Archived News | Return to News Center

March 15, 2012

ULM biology students, faculty bring home first place wins from Louisiana Academy of Sciences

The University of Louisiana at Monroe Biology Department scored three first place wins at the 86th Annual Meeting of the Louisiana Academy of Sciences on March 3 in Alexandria.

from left: ULM biology students Charles Battaglia, Stephanie Allen, Cathy Ho and Chris Paight.

Competition was plentiful - there were a total of 73 posters and 112 paper presentations, all sections combined, with participants from 32 institutions.

In the undergraduate botany/environmental science/zoology category, Stephanie Allen of Monroe; Cathy N. Ho of San Jose, Calif.; M.L. Reid of Memphis, Tenn., and Dr. Joydeep Bhattacharjee presented "Distribution patterns of tree species during secondary succession in bottomlands" for the best poster award.

Allen said that she was glad for the chance to participate. "It was a great learning experience for me to present at the LAS," she said
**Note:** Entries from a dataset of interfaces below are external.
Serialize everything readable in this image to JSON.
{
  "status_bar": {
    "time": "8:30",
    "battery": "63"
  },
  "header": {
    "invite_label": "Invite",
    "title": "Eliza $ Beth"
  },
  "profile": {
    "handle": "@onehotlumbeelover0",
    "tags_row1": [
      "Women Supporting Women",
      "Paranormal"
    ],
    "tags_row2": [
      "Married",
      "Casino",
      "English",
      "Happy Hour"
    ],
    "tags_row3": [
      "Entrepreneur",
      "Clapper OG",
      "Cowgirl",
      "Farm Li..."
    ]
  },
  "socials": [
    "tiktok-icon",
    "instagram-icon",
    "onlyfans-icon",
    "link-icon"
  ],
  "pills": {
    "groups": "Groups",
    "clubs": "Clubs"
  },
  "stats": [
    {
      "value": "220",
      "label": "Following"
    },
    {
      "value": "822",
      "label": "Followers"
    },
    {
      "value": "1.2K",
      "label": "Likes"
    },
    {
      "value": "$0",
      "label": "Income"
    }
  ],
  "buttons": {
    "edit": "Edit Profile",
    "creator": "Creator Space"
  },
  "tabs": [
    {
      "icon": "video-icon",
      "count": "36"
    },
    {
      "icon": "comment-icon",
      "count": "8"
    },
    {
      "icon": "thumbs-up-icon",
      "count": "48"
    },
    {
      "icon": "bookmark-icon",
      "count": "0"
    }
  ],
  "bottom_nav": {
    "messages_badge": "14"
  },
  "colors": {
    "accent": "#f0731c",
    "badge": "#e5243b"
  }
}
In the graduate agriculture/wildlife/forestry category, the ULM team of Charles Battaglia of Monroe and Dr. John L. Carr won the best poster award for "Survey of the herpetofauna of Upper Ouachita National Wildlife Refuge in Northeastern Louisiana."

Battaglia also appreciated the opportunity afforded him. "It was a wonderful experience, along with being a lot of fun."

In the graduate botany/environmental science/zoology category, Chris J. Paight of San Diego, Calif., and Dr. Russell L. Minton won the best paper presentation award for "Genetic and morphological population structure in freshwater snails over small geographic distances."

"It's good to see our graduate and undergraduate students being rewarded for their hard work," said Dr. Sushma Krishnamurthy, professor and department head of the ULM Biology Department.

"We are so proud of them. Our biology faculty research mentors deserve a lot of credit for guiding the students through their projects."

PLEASE NOTE: Some links and e-mail addresses in these archived news stories may no longer work, and some content may include events which are no longer relevent, or reference individuals and/or organizations no longer associated with ULM.